Purpose: Occlusal splints are often prescribed when treating patients with bruxism. The objectives were to determine (a) whether using occlusal splints improves patients' oral health-related quality of life (ohrqol) and (b) whether the quality of the patient-provider relationship affects these patients' splint-related responses and their ohrqol.
Materials and methods: Survey data were collected from 233 patients who had received bite splints during the 5 years prior to data collection.
Results: The data showed that 5% of these patients had never used their splint, 20% had used it in the past, and 75% still used it at the time of data collection. Patients using the splint agreed more strongly that their current oral health status had improved, had more positive splint-related responses and more positive pain-related ohrqol scores than patients who were no longer using the splint. The more patients agreed that they were satisfied with their provider, the more positively they evaluated their bite splints and the more positive was their ohrqol.
Conclusions: Bite splint users have more positive splint-related responses and a better pain-related ohrqol than patients who received a bite splint but do not use it any longer.

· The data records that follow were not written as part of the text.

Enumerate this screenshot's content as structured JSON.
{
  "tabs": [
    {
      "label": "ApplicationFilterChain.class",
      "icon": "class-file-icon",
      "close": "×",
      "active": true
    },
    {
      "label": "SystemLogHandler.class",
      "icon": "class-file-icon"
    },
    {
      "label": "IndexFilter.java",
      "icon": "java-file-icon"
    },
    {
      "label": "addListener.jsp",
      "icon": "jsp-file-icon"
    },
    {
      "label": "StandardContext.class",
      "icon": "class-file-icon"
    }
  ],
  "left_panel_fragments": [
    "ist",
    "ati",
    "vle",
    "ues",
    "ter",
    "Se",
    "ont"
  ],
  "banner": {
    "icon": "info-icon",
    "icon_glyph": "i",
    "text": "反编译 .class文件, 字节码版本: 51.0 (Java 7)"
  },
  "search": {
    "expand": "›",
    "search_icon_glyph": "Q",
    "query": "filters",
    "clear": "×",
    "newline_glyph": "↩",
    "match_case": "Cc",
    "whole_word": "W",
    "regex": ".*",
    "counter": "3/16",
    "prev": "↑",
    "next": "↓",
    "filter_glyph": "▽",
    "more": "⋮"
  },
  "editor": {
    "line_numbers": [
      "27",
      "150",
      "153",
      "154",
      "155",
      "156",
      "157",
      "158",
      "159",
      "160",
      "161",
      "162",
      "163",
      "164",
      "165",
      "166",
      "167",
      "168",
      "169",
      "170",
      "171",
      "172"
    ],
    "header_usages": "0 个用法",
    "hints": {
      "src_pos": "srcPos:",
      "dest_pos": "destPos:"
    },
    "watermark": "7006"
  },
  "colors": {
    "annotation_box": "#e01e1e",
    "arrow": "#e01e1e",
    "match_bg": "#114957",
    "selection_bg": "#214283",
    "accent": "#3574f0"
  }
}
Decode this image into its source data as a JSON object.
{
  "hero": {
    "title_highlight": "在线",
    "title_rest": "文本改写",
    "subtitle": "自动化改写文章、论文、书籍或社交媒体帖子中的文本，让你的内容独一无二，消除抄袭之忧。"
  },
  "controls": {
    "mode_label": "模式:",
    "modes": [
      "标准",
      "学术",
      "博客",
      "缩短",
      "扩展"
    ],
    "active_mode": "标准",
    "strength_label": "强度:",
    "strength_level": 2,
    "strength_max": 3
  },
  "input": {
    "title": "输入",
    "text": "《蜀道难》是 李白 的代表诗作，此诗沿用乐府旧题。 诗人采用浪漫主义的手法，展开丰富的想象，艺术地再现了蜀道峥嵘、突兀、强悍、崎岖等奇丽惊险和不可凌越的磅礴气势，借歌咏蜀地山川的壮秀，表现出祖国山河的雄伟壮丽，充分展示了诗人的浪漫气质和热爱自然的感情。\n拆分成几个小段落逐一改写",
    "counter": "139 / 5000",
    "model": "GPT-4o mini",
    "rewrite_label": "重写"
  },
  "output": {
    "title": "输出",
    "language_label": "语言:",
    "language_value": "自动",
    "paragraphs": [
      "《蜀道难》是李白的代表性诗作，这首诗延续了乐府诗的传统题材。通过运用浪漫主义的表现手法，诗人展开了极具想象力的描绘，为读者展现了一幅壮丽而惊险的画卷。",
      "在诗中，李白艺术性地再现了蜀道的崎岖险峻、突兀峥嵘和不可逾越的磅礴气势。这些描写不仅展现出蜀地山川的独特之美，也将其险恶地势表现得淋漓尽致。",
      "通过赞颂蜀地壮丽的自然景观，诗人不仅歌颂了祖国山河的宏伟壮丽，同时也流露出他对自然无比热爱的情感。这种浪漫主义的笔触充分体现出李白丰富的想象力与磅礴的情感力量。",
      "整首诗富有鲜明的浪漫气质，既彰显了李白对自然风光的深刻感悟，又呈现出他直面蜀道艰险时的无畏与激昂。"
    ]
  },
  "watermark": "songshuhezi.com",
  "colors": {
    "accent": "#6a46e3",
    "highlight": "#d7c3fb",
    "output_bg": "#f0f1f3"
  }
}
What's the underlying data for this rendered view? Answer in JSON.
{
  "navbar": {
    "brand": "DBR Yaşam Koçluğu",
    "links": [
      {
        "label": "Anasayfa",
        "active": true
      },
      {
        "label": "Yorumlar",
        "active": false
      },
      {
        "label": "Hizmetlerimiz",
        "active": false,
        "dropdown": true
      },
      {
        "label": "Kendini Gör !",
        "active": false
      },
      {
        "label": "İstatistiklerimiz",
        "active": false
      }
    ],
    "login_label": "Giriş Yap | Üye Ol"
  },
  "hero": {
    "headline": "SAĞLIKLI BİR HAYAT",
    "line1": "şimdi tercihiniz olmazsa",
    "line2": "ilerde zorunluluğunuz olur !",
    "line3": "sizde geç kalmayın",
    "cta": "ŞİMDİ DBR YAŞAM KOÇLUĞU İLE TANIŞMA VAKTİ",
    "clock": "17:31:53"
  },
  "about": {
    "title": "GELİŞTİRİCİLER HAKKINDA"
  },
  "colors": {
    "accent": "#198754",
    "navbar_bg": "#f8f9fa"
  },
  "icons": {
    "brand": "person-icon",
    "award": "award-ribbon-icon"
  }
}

The quality of the patient-provider relationship plays an important role in the patients' splint-related responses as well as in the degree to which patients' ohrqol improves.